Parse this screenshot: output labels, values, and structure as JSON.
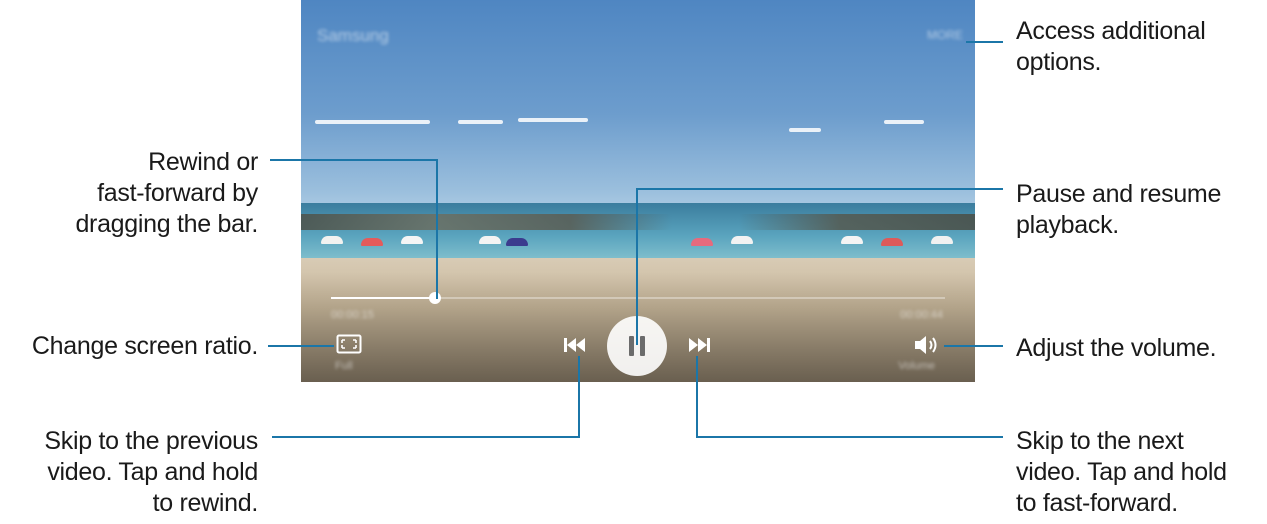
{
  "player": {
    "title": "Samsung",
    "more_label": "MORE",
    "elapsed_time": "00:00:15",
    "total_time": "00:00:44",
    "progress": 0.17,
    "ratio_label": "Full",
    "volume_label": "Volume"
  },
  "callouts": {
    "more": [
      "Access additional",
      "options."
    ],
    "seek": [
      "Rewind or",
      "fast-forward by",
      "dragging the bar."
    ],
    "pause": [
      "Pause and resume",
      "playback."
    ],
    "ratio": [
      "Change screen ratio."
    ],
    "volume": [
      "Adjust the volume."
    ],
    "prev": [
      "Skip to the previous",
      "video. Tap and hold",
      "to rewind."
    ],
    "next": [
      "Skip to the next",
      "video. Tap and hold",
      "to fast-forward."
    ]
  },
  "icons": {
    "ratio": "screen-ratio-icon",
    "prev": "previous-icon",
    "pause": "pause-icon",
    "next": "next-icon",
    "volume": "volume-icon"
  },
  "colors": {
    "callout_line": "#1b76a8",
    "sky": "#6d9dcd",
    "sea": "#5aa4be",
    "sand": "#c9b89b",
    "control": "#ffffff",
    "pause_glyph": "#6b6b6b"
  }
}
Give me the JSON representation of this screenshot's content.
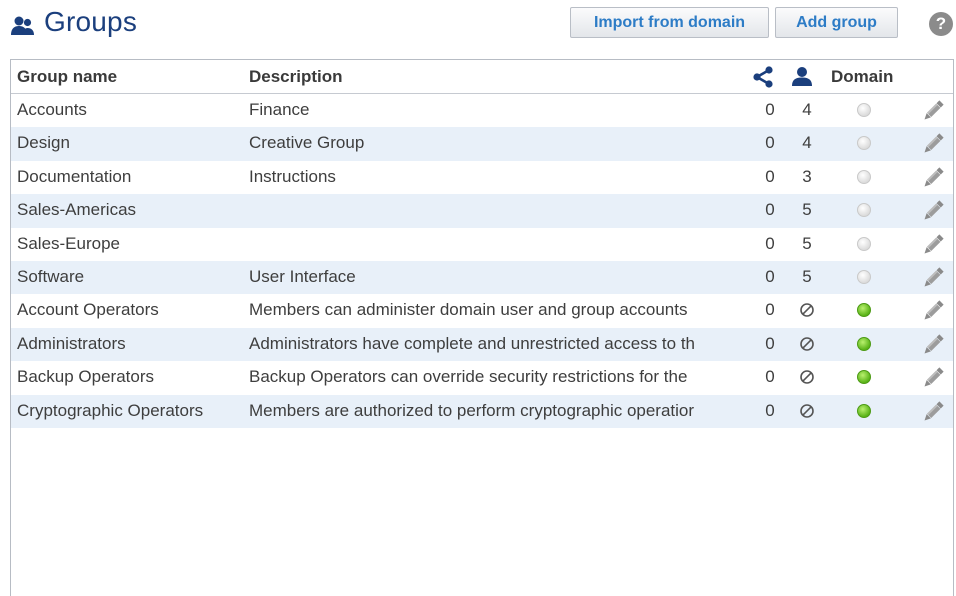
{
  "header": {
    "title": "Groups",
    "title_icon": "group-icon",
    "import_label": "Import from domain",
    "add_label": "Add group",
    "help_label": "?"
  },
  "table": {
    "columns": {
      "name": "Group name",
      "description": "Description",
      "shares_icon": "share-icon",
      "members_icon": "user-icon",
      "domain": "Domain"
    },
    "rows": [
      {
        "name": "Accounts",
        "description": "Finance",
        "shares": "0",
        "members": "4",
        "domain": false
      },
      {
        "name": "Design",
        "description": "Creative Group",
        "shares": "0",
        "members": "4",
        "domain": false
      },
      {
        "name": "Documentation",
        "description": "Instructions",
        "shares": "0",
        "members": "3",
        "domain": false
      },
      {
        "name": "Sales-Americas",
        "description": "",
        "shares": "0",
        "members": "5",
        "domain": false
      },
      {
        "name": "Sales-Europe",
        "description": "",
        "shares": "0",
        "members": "5",
        "domain": false
      },
      {
        "name": "Software",
        "description": "User Interface",
        "shares": "0",
        "members": "5",
        "domain": false
      },
      {
        "name": "Account Operators",
        "description": "Members can administer domain user and group accounts",
        "shares": "0",
        "members": "none-icon",
        "domain": true
      },
      {
        "name": "Administrators",
        "description": "Administrators have complete and unrestricted access to th",
        "shares": "0",
        "members": "none-icon",
        "domain": true
      },
      {
        "name": "Backup Operators",
        "description": "Backup Operators can override security restrictions for the",
        "shares": "0",
        "members": "none-icon",
        "domain": true
      },
      {
        "name": "Cryptographic Operators",
        "description": "Members are authorized to perform cryptographic operatior",
        "shares": "0",
        "members": "none-icon",
        "domain": true
      }
    ]
  },
  "colors": {
    "title": "#1b3f7d",
    "button_text": "#2d7cc6",
    "row_alt": "#e8f0f9",
    "domain_on": "#5ab318",
    "domain_off": "#dcdcdc"
  }
}
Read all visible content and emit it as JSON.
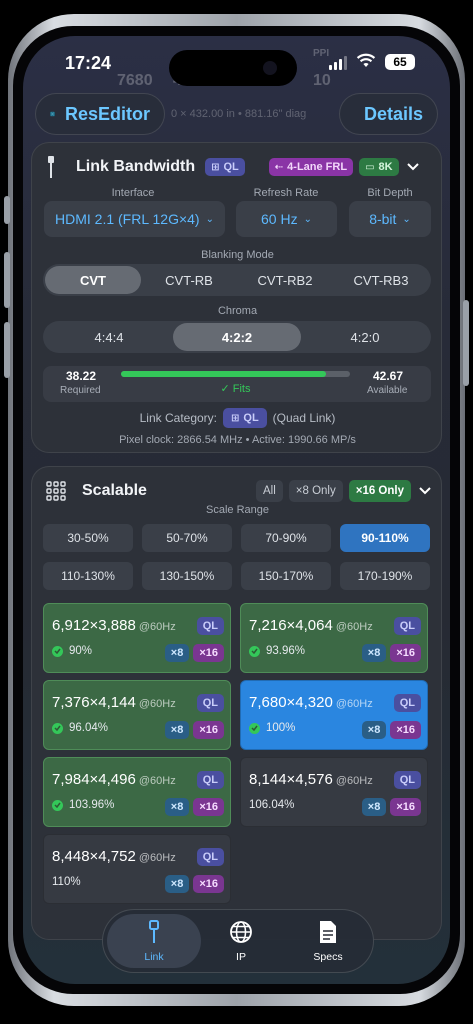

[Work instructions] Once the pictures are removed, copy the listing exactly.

[Exercise output]
Parse this screenshot: output labels, values, and structure as JSON.
{
  "player": {
    "title": "Samsung",
    "more_label": "MORE",
    "elapsed_time": "00:00:15",
    "total_time": "00:00:44",
    "progress": 0.17,
    "ratio_label": "Full",
    "volume_label": "Volume"
  },
  "callouts": {
    "more": [
      "Access additional",
      "options."
    ],
    "seek": [
      "Rewind or",
      "fast-forward by",
      "dragging the bar."
    ],
    "pause": [
      "Pause and resume",
      "playback."
    ],
    "ratio": [
      "Change screen ratio."
    ],
    "volume": [
      "Adjust the volume."
    ],
    "prev": [
      "Skip to the previous",
      "video. Tap and hold",
      "to rewind."
    ],
    "next": [
      "Skip to the next",
      "video. Tap and hold",
      "to fast-forward."
    ]
  },
  "icons": {
    "ratio": "screen-ratio-icon",
    "prev": "previous-icon",
    "pause": "pause-icon",
    "next": "next-icon",
    "volume": "volume-icon"
  },
  "colors": {
    "callout_line": "#1b76a8",
    "sky": "#6d9dcd",
    "sea": "#5aa4be",
    "sand": "#c9b89b",
    "control": "#ffffff",
    "pause_glyph": "#6b6b6b"
  }
}
Give me the JSON representation of this screenshot's content.
{
  "header": {
    "title": "Groups",
    "title_icon": "group-icon",
    "import_label": "Import from domain",
    "add_label": "Add group",
    "help_label": "?"
  },
  "table": {
    "columns": {
      "name": "Group name",
      "description": "Description",
      "shares_icon": "share-icon",
      "members_icon": "user-icon",
      "domain": "Domain"
    },
    "rows": [
      {
        "name": "Accounts",
        "description": "Finance",
        "shares": "0",
        "members": "4",
        "domain": false
      },
      {
        "name": "Design",
        "description": "Creative Group",
        "shares": "0",
        "members": "4",
        "domain": false
      },
      {
        "name": "Documentation",
        "description": "Instructions",
        "shares": "0",
        "members": "3",
        "domain": false
      },
      {
        "name": "Sales-Americas",
        "description": "",
        "shares": "0",
        "members": "5",
        "domain": false
      },
      {
        "name": "Sales-Europe",
        "description": "",
        "shares": "0",
        "members": "5",
        "domain": false
      },
      {
        "name": "Software",
        "description": "User Interface",
        "shares": "0",
        "members": "5",
        "domain": false
      },
      {
        "name": "Account Operators",
        "description": "Members can administer domain user and group accounts",
        "shares": "0",
        "members": "none-icon",
        "domain": true
      },
      {
        "name": "Administrators",
        "description": "Administrators have complete and unrestricted access to th",
        "shares": "0",
        "members": "none-icon",
        "domain": true
      },
      {
        "name": "Backup Operators",
        "description": "Backup Operators can override security restrictions for the",
        "shares": "0",
        "members": "none-icon",
        "domain": true
      },
      {
        "name": "Cryptographic Operators",
        "description": "Members are authorized to perform cryptographic operatior",
        "shares": "0",
        "members": "none-icon",
        "domain": true
      }
    ]
  },
  "colors": {
    "title": "#1b3f7d",
    "button_text": "#2d7cc6",
    "row_alt": "#e8f0f9",
    "domain_on": "#5ab318",
    "domain_off": "#dcdcdc"
  }
}
Read all visible content and emit it as JSON.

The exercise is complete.